Background and “metrics”
In 1912, Wilbur Scoville, while working at the Parke-Davis pharmaceutical company, devised a standard for measuring the spiciness of chili peppers, using human testers. His measurement system became known as Scoville Heat Units (SHU). On the Scoville scale, pure capsaicin has a rating of 16 million SHU. To put this heat rating into perspective, popular hot sauces have a Scoville rating between 700 and 2500 SHU—meaning these condiments actually have a minuscule percentage of capsaicin. Pain relieving creams, many of which also use capsaicin, typically contain 0.1% or less of this active chemical in their formulas.
By contrast, modern law enforcement OC (and the highest potency personal self defense sprays) measure 1.33 percent major capsaicinoids, with an SHU rating of 2 million. The amount of capsaicin in the product is what determines the "intensity" of the formulation. In other words, the higher the percentage, the longer the recovery time.

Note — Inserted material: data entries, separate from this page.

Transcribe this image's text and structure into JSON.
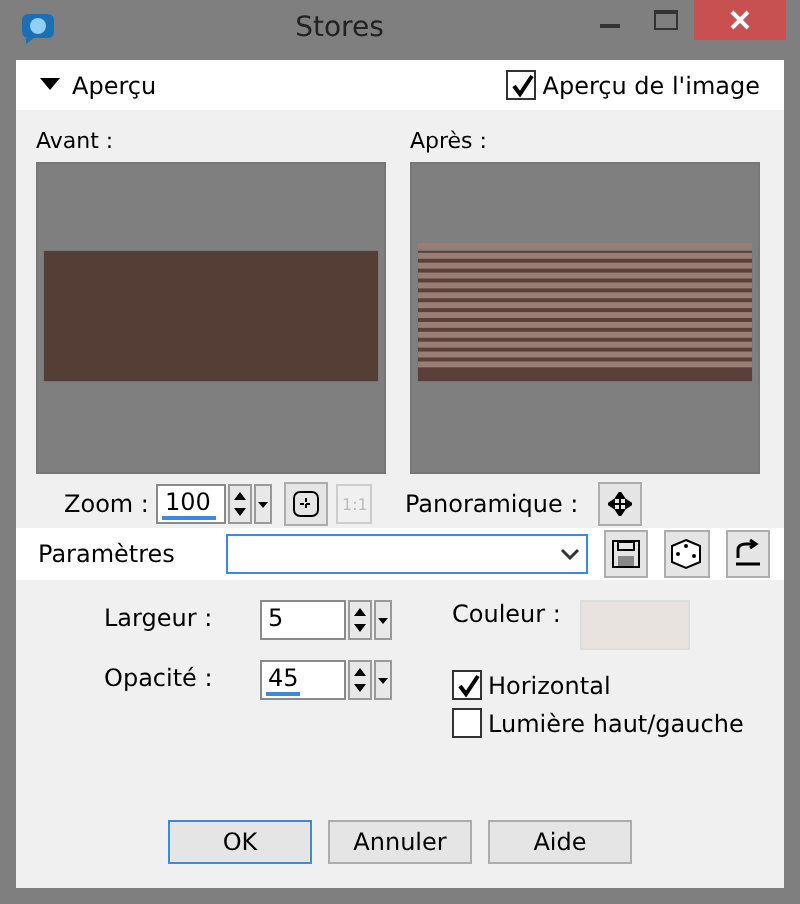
{
  "window": {
    "title": "Stores"
  },
  "preview_header": {
    "label": "Aperçu",
    "expanded": true,
    "image_preview": {
      "label": "Aperçu de l'image",
      "checked": true
    }
  },
  "before": {
    "label": "Avant :"
  },
  "after": {
    "label": "Après :"
  },
  "zoom": {
    "label": "Zoom :",
    "value": "100",
    "level": 0.9,
    "actual_size": {
      "label": "1:1",
      "disabled": true
    }
  },
  "pan": {
    "label": "Panoramique :"
  },
  "presets": {
    "label": "Paramètres"
  },
  "settings": [
    {
      "kind": "spin",
      "label": "Largeur :",
      "value": "5"
    },
    {
      "kind": "spin",
      "label": "Opacité :",
      "value": "45",
      "level": 0.45
    }
  ],
  "color": {
    "label": "Couleur :",
    "color": "#e9e3df"
  },
  "options": [
    {
      "label": "Horizontal",
      "checked": true
    },
    {
      "label": "Lumière haut/gauche",
      "checked": false
    }
  ],
  "buttons": [
    {
      "label": "OK",
      "selected": true
    },
    {
      "label": "Annuler",
      "selected": false
    },
    {
      "label": "Aide",
      "selected": false
    }
  ]
}
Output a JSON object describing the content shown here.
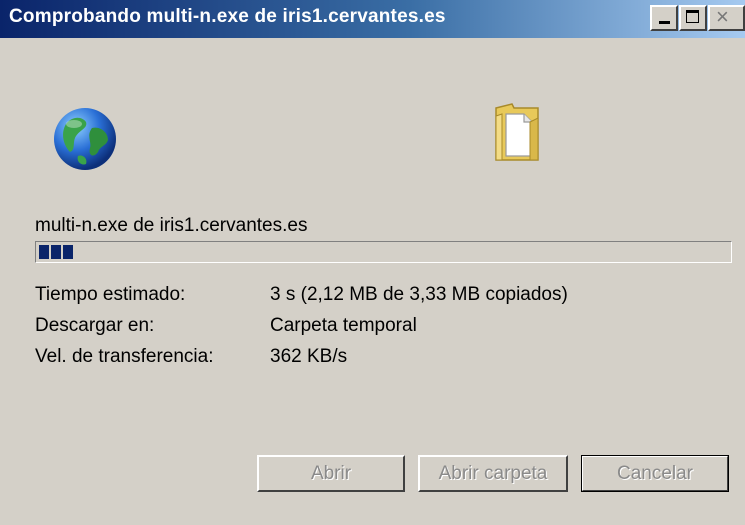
{
  "window": {
    "title": "Comprobando multi-n.exe de iris1.cervantes.es",
    "close_glyph": "×"
  },
  "icons": {
    "left": "globe-icon",
    "right": "folder-icon"
  },
  "download": {
    "file_label": "multi-n.exe de iris1.cervantes.es",
    "progress_segments": 3,
    "progress_fraction": 0.04
  },
  "details": {
    "time_label": "Tiempo estimado:",
    "time_value": "3 s (2,12 MB de 3,33 MB copiados)",
    "dest_label": "Descargar en:",
    "dest_value": "Carpeta temporal",
    "rate_label": "Vel. de transferencia:",
    "rate_value": "362 KB/s"
  },
  "buttons": {
    "open": "Abrir",
    "open_folder": "Abrir carpeta",
    "cancel": "Cancelar"
  },
  "colors": {
    "titlebar_start": "#0a246a",
    "titlebar_end": "#a6caf0",
    "progress": "#0a246a",
    "face": "#d4d0c8"
  }
}
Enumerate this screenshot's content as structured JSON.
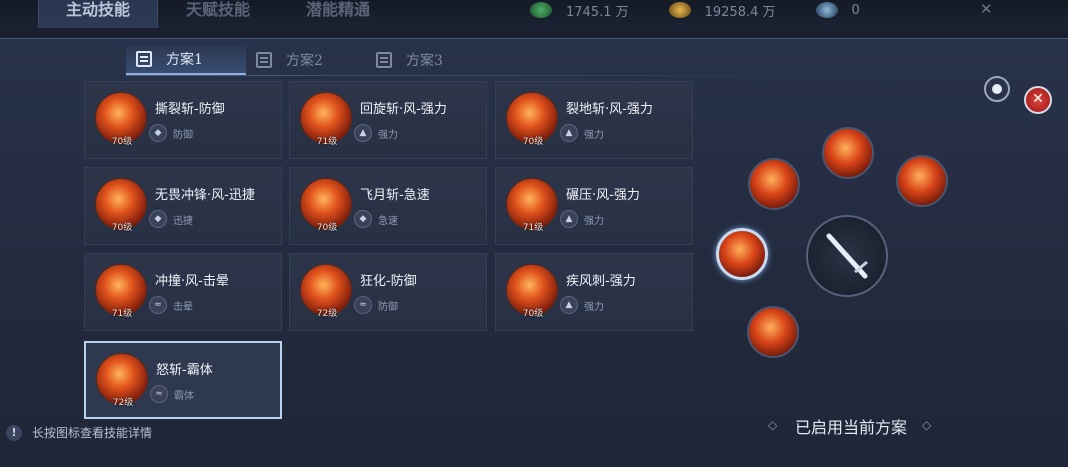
{
  "top_tabs": [
    "主动技能",
    "天赋技能",
    "潜能精通"
  ],
  "currencies": [
    {
      "icon": "green-gem-icon",
      "value": "1745.1 万"
    },
    {
      "icon": "gold-coin-icon",
      "value": "19258.4 万"
    },
    {
      "icon": "blue-shard-icon",
      "value": "0"
    }
  ],
  "top_close": "✕",
  "plan_tabs": [
    "方案1",
    "方案2",
    "方案3"
  ],
  "skills": [
    {
      "name": "撕裂斩-防御",
      "level": "70级",
      "tag": "防御",
      "tag_icon": "shield-icon"
    },
    {
      "name": "回旋斩·风-强力",
      "level": "71级",
      "tag": "强力",
      "tag_icon": "power-icon"
    },
    {
      "name": "裂地斩·风-强力",
      "level": "70级",
      "tag": "强力",
      "tag_icon": "power-icon"
    },
    {
      "name": "无畏冲锋·风-迅捷",
      "level": "70级",
      "tag": "迅捷",
      "tag_icon": "shield-icon"
    },
    {
      "name": "飞月斩-急速",
      "level": "70级",
      "tag": "急速",
      "tag_icon": "shield-icon"
    },
    {
      "name": "碾压·风-强力",
      "level": "71级",
      "tag": "强力",
      "tag_icon": "power-icon"
    },
    {
      "name": "冲撞·风-击晕",
      "level": "71级",
      "tag": "击晕",
      "tag_icon": "stun-icon"
    },
    {
      "name": "狂化-防御",
      "level": "72级",
      "tag": "防御",
      "tag_icon": "stun-icon"
    },
    {
      "name": "疾风刺-强力",
      "level": "70级",
      "tag": "强力",
      "tag_icon": "power-icon"
    },
    {
      "name": "怒斩-霸体",
      "level": "72级",
      "tag": "霸体",
      "tag_icon": "stun-icon"
    }
  ],
  "enabled_text": "已启用当前方案",
  "hint_icon": "!",
  "hint_text": "长按图标查看技能详情",
  "close_symbol": "✕"
}
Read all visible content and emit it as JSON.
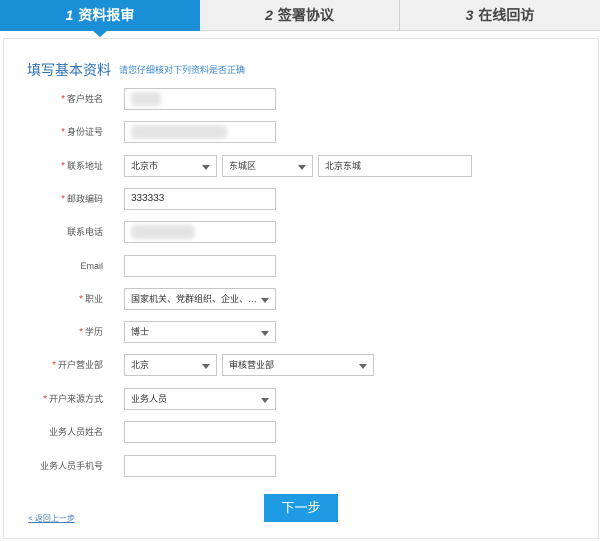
{
  "steps": [
    {
      "num": "1",
      "label": "资料报审"
    },
    {
      "num": "2",
      "label": "签署协议"
    },
    {
      "num": "3",
      "label": "在线回访"
    }
  ],
  "form": {
    "title": "填写基本资料",
    "hint": "请您仔细核对下列资料是否正确",
    "customer_name": {
      "label": "客户姓名",
      "value": ""
    },
    "id_number": {
      "label": "身份证号",
      "value": ""
    },
    "address": {
      "label": "联系地址",
      "city": "北京市",
      "district": "东城区",
      "detail": "北京东城"
    },
    "postcode": {
      "label": "邮政编码",
      "value": "333333"
    },
    "phone": {
      "label": "联系电话",
      "value": ""
    },
    "email": {
      "label": "Email",
      "value": ""
    },
    "occupation": {
      "label": "职业",
      "selected": "国家机关、党群组织、企业、…"
    },
    "education": {
      "label": "学历",
      "selected": "博士"
    },
    "branch": {
      "label": "开户营业部",
      "city": "北京",
      "office": "审核营业部"
    },
    "source": {
      "label": "开户来源方式",
      "selected": "业务人员"
    },
    "staff_name": {
      "label": "业务人员姓名",
      "value": ""
    },
    "staff_phone": {
      "label": "业务人员手机号",
      "value": ""
    }
  },
  "actions": {
    "next_label": "下一步",
    "back_label": "< 返回上一步"
  },
  "colors": {
    "accent": "#1b8fd6",
    "required": "#e03a2c",
    "title": "#2a6fb6"
  }
}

Effects of OC exposure
Direct exposure to OC results in a painful burning sensation of the skin and mucous membranes. It causes stinging, redness and an involuntary closing of the eyes. OC can also cause a variety of immediate but temporary respiratory symptoms, which could be coughing, gagging and an inability to speak. OC has the potential to work quickly, but full effect can take approximately 30-45 seconds. Effects can last from 30-45 minutes, depending on the individual and any decontamination procedures used.
The best way to minimize and shorten the effects of direct or indirect OC exposure is to flush the eyes with cool water, and remain in a well-ventilated area, whether indoors or out. Washing affected areas with a mild, unscented dishwashing soap can help break down the OC resin and speed recovery time. Never “rub” the eyes—this can cause damage to the cornea.
Law enforcement vs. civilian use of OC spray
Most every law enforcement agency and officer uses some form of pepper spray. It has proven effective for crowd control, and against resistive arrestees. While there are far too many variables to list, the goal for officers using OC is to gain control. In a civilian setting, however, the primary goal of using OC spray is to disengage—to provide a means of escape from an attack or potentially dangerous situation. The same tool, used in two entirely different settings, accomplishes the “3 Ds” of defensive tactics:
• Distract: The painful burning sensation and involuntary closing of the eyes can divert the focus, attention and intention of an attacker.
• Disorient: OC exposure can confuse an attacker's sense of movement, positioning or surroundings. The subject’s focus on pain can allow am office the opportunity to gain control, or the civilian a chance to escape.
• Disable: A direct result of inhalation of the spray is coughing, gagging and shortness of breath which can temporarily weaken and limit an attacker's physical movement or actions.
Note that while OC does not affect everyone the same, a 2018 study by the Wake Forest University School of Medicine concluded that pepper spray reduces aggressive behavior by up to 90% on average. Also consider that OC devices employing a cone-shaped mist pattern (as opposed to streams or gels) can accelerate the respiratory effects. ASP’s Defender OC products employ this type of spray pattern.
As with all defense and control skills, success with OC depends on effective training. Such training should incorporate understanding of principles, proper use of the tools, and body mechanics. Finally, in the LE realm, OC—like all of our tools—is just one element in the use of force. Effectiveness and safety in a potentially dangerous situation is not just a matter of having the right equipment. All of your skills come to bear in confrontations with resistive and combative subjects.
Chicago Police Department (Ret.)
ASP Trainer since 2011